Element data from apps and pages:
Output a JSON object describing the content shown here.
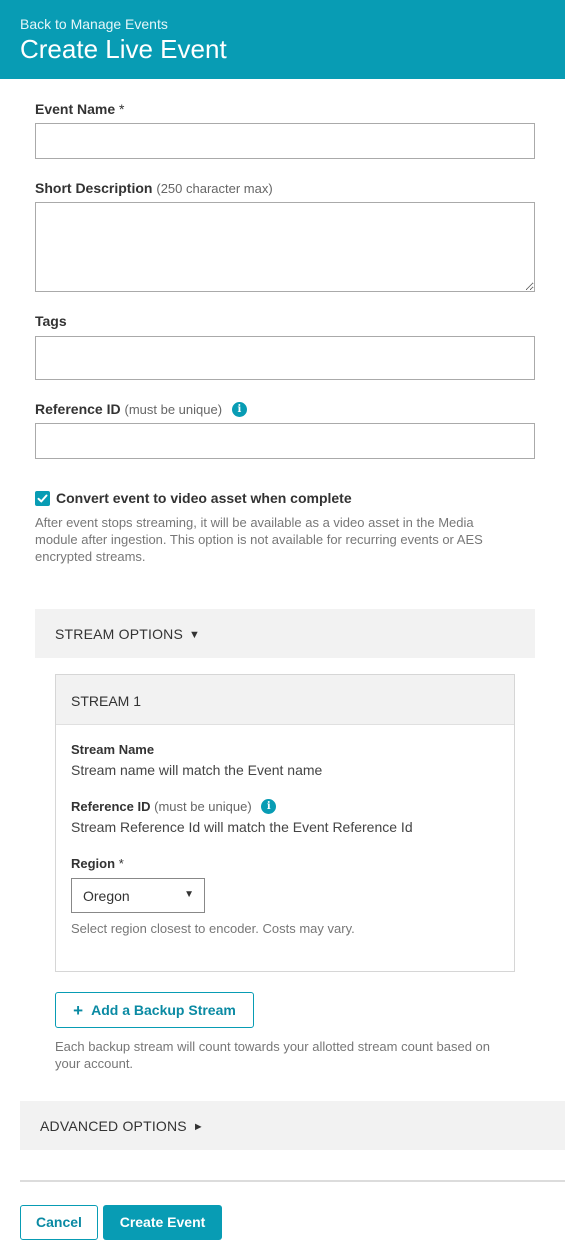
{
  "header": {
    "back_link": "Back to Manage Events",
    "title": "Create Live Event"
  },
  "form": {
    "event_name": {
      "label": "Event Name",
      "required_mark": "*",
      "value": ""
    },
    "short_description": {
      "label": "Short Description",
      "hint": "(250 character max)",
      "value": ""
    },
    "tags": {
      "label": "Tags",
      "value": ""
    },
    "reference_id": {
      "label": "Reference ID",
      "hint": "(must be unique)",
      "info_icon": "info-icon",
      "value": ""
    },
    "convert_checkbox": {
      "checked": true,
      "label": "Convert event to video asset when complete",
      "help_line1": "After event stops streaming, it will be available as a video asset in the Media",
      "help_line2": "module after ingestion. This option is not available for recurring events or AES",
      "help_line3": "encrypted streams."
    }
  },
  "stream_options": {
    "title": "STREAM OPTIONS",
    "arrow": "▼",
    "stream": {
      "title": "STREAM 1",
      "name_label": "Stream Name",
      "name_text": "Stream name will match the Event name",
      "ref_label": "Reference ID",
      "ref_hint": "(must be unique)",
      "ref_text": "Stream Reference Id will match the Event Reference Id",
      "region_label": "Region",
      "region_required": "*",
      "region_value": "Oregon",
      "region_caret": "▼",
      "region_help": "Select region closest to encoder. Costs may vary."
    },
    "add_backup_button": "Add a Backup Stream",
    "add_backup_icon": "+",
    "backup_help_line1": "Each backup stream will count towards your allotted stream count based on",
    "backup_help_line2": "your account."
  },
  "advanced_options": {
    "title": "ADVANCED OPTIONS",
    "arrow": "►"
  },
  "footer": {
    "cancel_button": "Cancel",
    "create_button": "Create Event"
  },
  "colors": {
    "accent": "#089cb4",
    "section_bg": "#f2f2f2"
  }
}
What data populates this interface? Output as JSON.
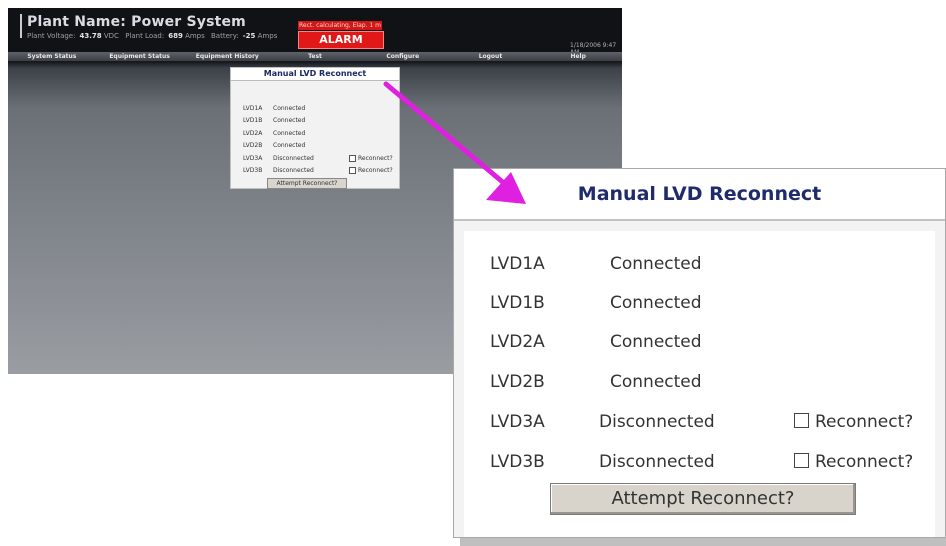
{
  "app": {
    "plant_label": "Plant Name:",
    "plant_name": "Power System",
    "stats": {
      "voltage_label": "Plant Voltage:",
      "voltage_value": "43.78",
      "voltage_unit": "VDC",
      "load_label": "Plant Load:",
      "load_value": "689",
      "load_unit": "Amps",
      "battery_label": "Battery:",
      "battery_value": "-25",
      "battery_unit": "Amps"
    },
    "rect_status": "Rect. calculating, Elap. 1 m",
    "alarm": "ALARM",
    "timestamp": "1/18/2006 9:47 AM",
    "menu": [
      "System Status",
      "Equipment Status",
      "Equipment History",
      "Test",
      "Configure",
      "Logout",
      "Help"
    ]
  },
  "dialog": {
    "title": "Manual LVD Reconnect",
    "rows": [
      {
        "name": "LVD1A",
        "status": "Connected"
      },
      {
        "name": "LVD1B",
        "status": "Connected"
      },
      {
        "name": "LVD2A",
        "status": "Connected"
      },
      {
        "name": "LVD2B",
        "status": "Connected"
      },
      {
        "name": "LVD3A",
        "status": "Disconnected",
        "checkbox_label": "Reconnect?"
      },
      {
        "name": "LVD3B",
        "status": "Disconnected",
        "checkbox_label": "Reconnect?"
      }
    ],
    "button_label": "Attempt Reconnect?"
  },
  "colors": {
    "arrow": "#e020e0",
    "alarm": "#e01818",
    "title_text": "#1f2b6b"
  }
}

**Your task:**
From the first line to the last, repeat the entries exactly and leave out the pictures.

**Result of this exercise:**
Output a JSON object describing the content shown here.
{
  "header": {
    "back_link": "Back to Manage Events",
    "title": "Create Live Event"
  },
  "form": {
    "event_name": {
      "label": "Event Name",
      "required_mark": "*",
      "value": ""
    },
    "short_description": {
      "label": "Short Description",
      "hint": "(250 character max)",
      "value": ""
    },
    "tags": {
      "label": "Tags",
      "value": ""
    },
    "reference_id": {
      "label": "Reference ID",
      "hint": "(must be unique)",
      "info_icon": "info-icon",
      "value": ""
    },
    "convert_checkbox": {
      "checked": true,
      "label": "Convert event to video asset when complete",
      "help_line1": "After event stops streaming, it will be available as a video asset in the Media",
      "help_line2": "module after ingestion. This option is not available for recurring events or AES",
      "help_line3": "encrypted streams."
    }
  },
  "stream_options": {
    "title": "STREAM OPTIONS",
    "arrow": "▼",
    "stream": {
      "title": "STREAM 1",
      "name_label": "Stream Name",
      "name_text": "Stream name will match the Event name",
      "ref_label": "Reference ID",
      "ref_hint": "(must be unique)",
      "ref_text": "Stream Reference Id will match the Event Reference Id",
      "region_label": "Region",
      "region_required": "*",
      "region_value": "Oregon",
      "region_caret": "▼",
      "region_help": "Select region closest to encoder. Costs may vary."
    },
    "add_backup_button": "Add a Backup Stream",
    "add_backup_icon": "+",
    "backup_help_line1": "Each backup stream will count towards your allotted stream count based on",
    "backup_help_line2": "your account."
  },
  "advanced_options": {
    "title": "ADVANCED OPTIONS",
    "arrow": "►"
  },
  "footer": {
    "cancel_button": "Cancel",
    "create_button": "Create Event"
  },
  "colors": {
    "accent": "#089cb4",
    "section_bg": "#f2f2f2"
  }
}
What data populates this interface? Output as JSON.
{
  "app": {
    "plant_label": "Plant Name:",
    "plant_name": "Power System",
    "stats": {
      "voltage_label": "Plant Voltage:",
      "voltage_value": "43.78",
      "voltage_unit": "VDC",
      "load_label": "Plant Load:",
      "load_value": "689",
      "load_unit": "Amps",
      "battery_label": "Battery:",
      "battery_value": "-25",
      "battery_unit": "Amps"
    },
    "rect_status": "Rect. calculating, Elap. 1 m",
    "alarm": "ALARM",
    "timestamp": "1/18/2006 9:47 AM",
    "menu": [
      "System Status",
      "Equipment Status",
      "Equipment History",
      "Test",
      "Configure",
      "Logout",
      "Help"
    ]
  },
  "dialog": {
    "title": "Manual LVD Reconnect",
    "rows": [
      {
        "name": "LVD1A",
        "status": "Connected"
      },
      {
        "name": "LVD1B",
        "status": "Connected"
      },
      {
        "name": "LVD2A",
        "status": "Connected"
      },
      {
        "name": "LVD2B",
        "status": "Connected"
      },
      {
        "name": "LVD3A",
        "status": "Disconnected",
        "checkbox_label": "Reconnect?"
      },
      {
        "name": "LVD3B",
        "status": "Disconnected",
        "checkbox_label": "Reconnect?"
      }
    ],
    "button_label": "Attempt Reconnect?"
  },
  "colors": {
    "arrow": "#e020e0",
    "alarm": "#e01818",
    "title_text": "#1f2b6b"
  }
}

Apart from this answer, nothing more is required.